>>>

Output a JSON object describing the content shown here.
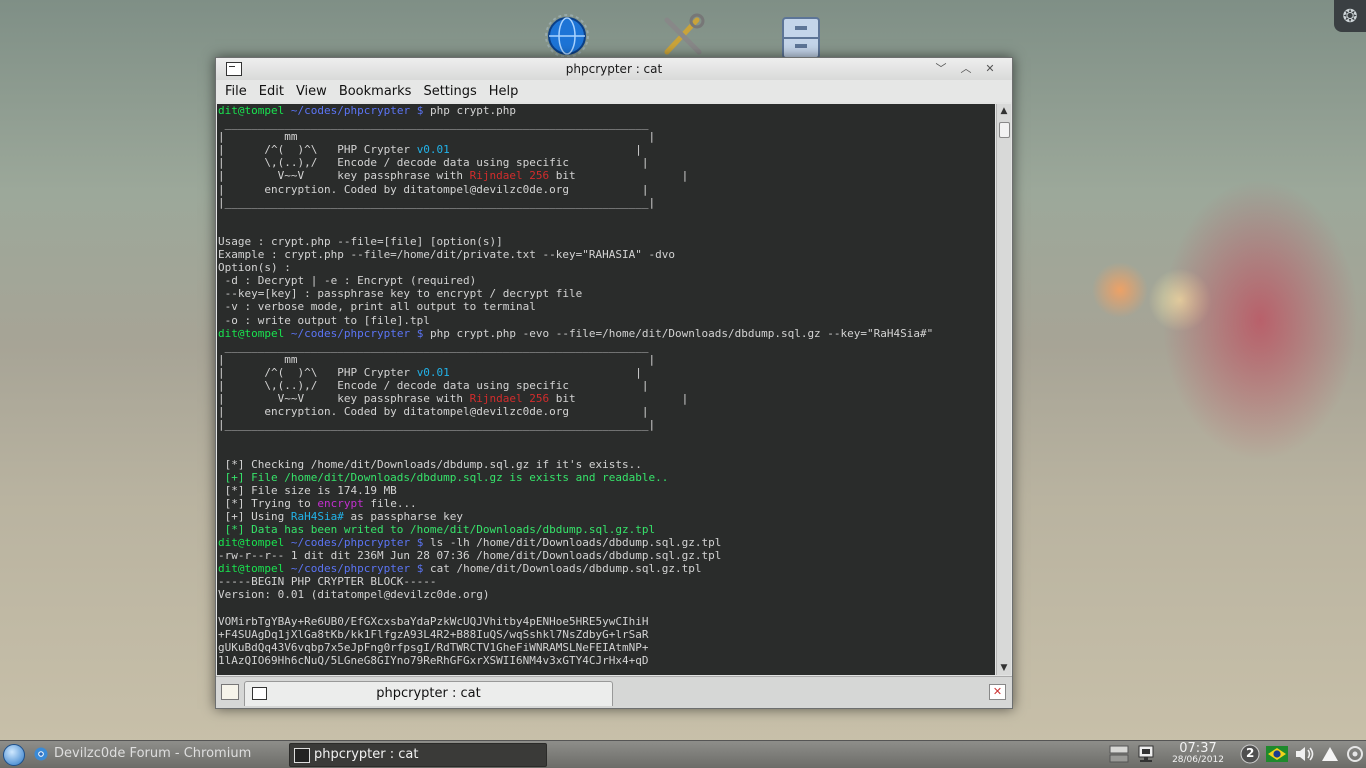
{
  "window": {
    "title": "phpcrypter : cat",
    "controls": [
      "minimize",
      "maximize",
      "close"
    ]
  },
  "menubar": [
    "File",
    "Edit",
    "View",
    "Bookmarks",
    "Settings",
    "Help"
  ],
  "terminal": {
    "prompt_user_host": "dit@tompel",
    "prompt_path": "~/codes/phpcrypter",
    "prompt_symbol": "$",
    "cmd1": "php crypt.php",
    "banner": {
      "border_top": " ________________________________________________________________",
      "line1": "|         mm                                                     |",
      "line2_a": "|      /^(  )^\\   PHP Crypter ",
      "version": "v0.01",
      "line2_b": "                            |",
      "line3": "|      \\,(..),/   Encode / decode data using specific           |",
      "line4_a": "|        V~~V     key passphrase with ",
      "rijndael": "Rijndael 256",
      "line4_b": " bit                |",
      "line5": "|      encryption. Coded by ditatompel@devilzc0de.org           |",
      "border_bottom": "|________________________________________________________________|"
    },
    "usage": [
      "Usage : crypt.php --file=[file] [option(s)]",
      "Example : crypt.php --file=/home/dit/private.txt --key=\"RAHASIA\" -dvo",
      "Option(s) :",
      " -d : Decrypt | -e : Encrypt (required)",
      " --key=[key] : passphrase key to encrypt / decrypt file",
      " -v : verbose mode, print all output to terminal",
      " -o : write output to [file].tpl"
    ],
    "cmd2": "php crypt.php -evo --file=/home/dit/Downloads/dbdump.sql.gz --key=\"RaH4Sia#\"",
    "status": {
      "checking": " [*] Checking /home/dit/Downloads/dbdump.sql.gz if it's exists..",
      "exists": " [+] File /home/dit/Downloads/dbdump.sql.gz is exists and readable..",
      "size": " [*] File size is 174.19 MB",
      "trying_a": " [*] Trying to ",
      "encrypt_word": "encrypt",
      "trying_b": " file...",
      "using_a": " [+] Using ",
      "key_word": "RaH4Sia#",
      "using_b": " as passpharse key",
      "written": " [*] Data has been writed to /home/dit/Downloads/dbdump.sql.gz.tpl"
    },
    "cmd3": "ls -lh /home/dit/Downloads/dbdump.sql.gz.tpl",
    "ls_output": "-rw-r--r-- 1 dit dit 236M Jun 28 07:36 /home/dit/Downloads/dbdump.sql.gz.tpl",
    "cmd4": "cat /home/dit/Downloads/dbdump.sql.gz.tpl",
    "cat_output": [
      "-----BEGIN PHP CRYPTER BLOCK-----",
      "Version: 0.01 (ditatompel@devilzc0de.org)",
      "",
      "VOMirbTgYBAy+Re6UB0/EfGXcxsbaYdaPzkWcUQJVhitby4pENHoe5HRE5ywCIhiH",
      "+F4SUAgDq1jXlGa8tKb/kk1FlfgzA93L4R2+B88IuQS/wqSshkl7NsZdbyG+lrSaR",
      "gUKuBdQq43V6vqbp7x5eJpFng0rfpsgI/RdTWRCTV1GheFiWNRAMSLNeFEIAtmNP+",
      "1lAzQIO69Hh6cNuQ/5LGneG8GIYno79ReRhGFGxrXSWII6NM4v3xGTY4CJrHx4+qD"
    ]
  },
  "tab": {
    "label": "phpcrypter : cat"
  },
  "taskbar": {
    "task1": "Devilzc0de Forum - Chromium",
    "task2": "phpcrypter : cat",
    "clock_time": "07:37",
    "clock_date": "28/06/2012",
    "desktop_number": "2"
  },
  "colors": {
    "green": "#19e34f",
    "blue": "#5b74f4",
    "red": "#d22c2c",
    "cyan": "#22b2e8",
    "magenta": "#c22fcf"
  }
}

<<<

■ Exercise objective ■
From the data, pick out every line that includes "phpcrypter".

■ Solution to this problem ■
    "title": "phpcrypter : cat",
    "prompt_path": "~/codes/phpcrypter",
    "label": "phpcrypter : cat"
    "task2": "phpcrypter : cat",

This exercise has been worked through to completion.